In a similar vein to advice I received from an electrician friend a little knowledge can sometimes be a dangerous thing. Someone who is scared of doing anything to your marquee isn’t someone to worry about (though I once had a call asking if they could undo a zip. That would be the zipped entrance..). The likely (again perfectly innocent) culprit is going to be the hands-on bit of an amateur DIY-er who will happily volunteer to removed some sides to the marquee not appreciating that not doing the fixings back up afterwards might risk damaging the roof. Or some perfectly useless looking metal struts could be removed to allow access in one corner of a marquee.

So what can you do to prevent this occurring?

Not a lot, but you can minimise it by:

  • Making one person accountable for the marquee in your absence – particularly vital if you are dealing with a company rather than private customer
  • Have a form for a customer to sign stating that they have been shown what they can and cannot do with the marquee (make sure they have a copy to keep). Indeed having a ‘user-guide’ to leave with the marquee is a great idea (feel free to open windows but ensure they are closed again in high winds or overnight etc)
  • If metalwork is within easy reach then have all bolts slightly more than finger tight. This will stop children playing with them but might not stop their Dad with that shiny set of Black & Decker spanners he got for Xmas!
  • You can put stickers over the framework (and electrics) of the marquee stating ‘please do not tamper with this’, personally I’m not convinced by this.

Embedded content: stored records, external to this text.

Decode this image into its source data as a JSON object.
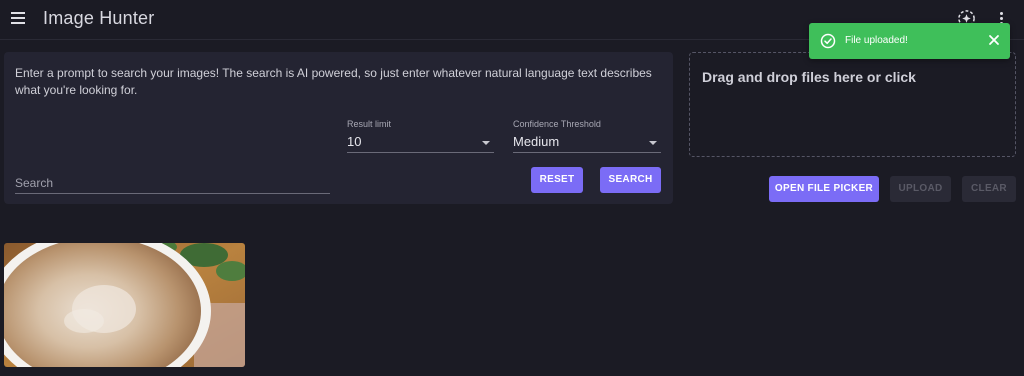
{
  "appbar": {
    "title": "Image Hunter",
    "menu_icon": "hamburger-menu-icon",
    "ai_icon": "sparkle-plus-icon",
    "more_icon": "vertical-dots-icon"
  },
  "search": {
    "prompt": "Enter a prompt to search your images! The search is AI powered, so just enter whatever natural language text describes what you're looking for.",
    "search_placeholder": "Search",
    "result_limit_label": "Result limit",
    "result_limit_value": "10",
    "confidence_label": "Confidence Threshold",
    "confidence_value": "Medium",
    "reset_label": "RESET",
    "search_label": "SEARCH"
  },
  "upload": {
    "dropzone_text": "Drag and drop files here or click",
    "open_picker_label": "OPEN FILE PICKER",
    "upload_label": "UPLOAD",
    "clear_label": "CLEAR"
  },
  "toast": {
    "message": "File uploaded!",
    "icon": "check-circle-icon",
    "close_icon": "close-icon"
  },
  "results": {
    "image_subject": "latte-art-coffee-cup"
  },
  "colors": {
    "background": "#1b1b24",
    "card": "#242432",
    "accent": "#7b6cf6",
    "success": "#3fbf5a"
  }
}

99% of customers are very reasonable and wouldn’t dare do anything that might harm your marquee or endanger the people inside, as with a lot of things you have to take as many precautions as possible to prevent that remaining 1%. Informing customers of the painfully obvious do’s, don’t’s and liabilities is an unfortunate necessary, preferably with a paper trail proving such.

Thanks for reading. Bit of a negative post this week wasn’t it? I’ll try and post a cheerier one next time!

Spencer

Getting stuck on site

Tuesday, July 3rd, 2012

The most common cause of customers falling out with a supplier is getting stuck on site and ruining their grass. I’m hearing lots of stories along these lines with the recent poor weather so it’s not just restricted to Winter.

This really comes down to planning beforehand – driving on wet grass is always going to be risky with vehicles (vans & lorries) that are not renowned for their off-roading abilities.

  • Don’t take any chances, if it looks like it might be muddy then walk it however far it needs walking. Paying everyone an extra hour or two will be cheaper than having a lawn professionally repaired.
  • If you are going to drive on the grass then take the (driest) widest route possible, obviously avoid driving in front of the marquee.
  • Customers will be far more prescious about their grass before an event than after so it might be you can drive to the marquee on the take down – just keep in mind getting on site with an empty van is a different ball game to getting one off-site with a marquee loaded
  • Make sure any subcontractors (furniture, toilet or generator suppliers) are pre-warned before they get on site. Spending an extra day carrying all of a marquee across a lawn only to have the furniture suppliers tear up the lawn was a particular highlight of my marquee hiring career!
  • Don’t assume the ground will be in the same condition when you price a job to when it comes to erecting the marquee months later.

Thanks for reading – first mention of The Showmans Show on 17th & 18th October, put it in your diary.

Spencer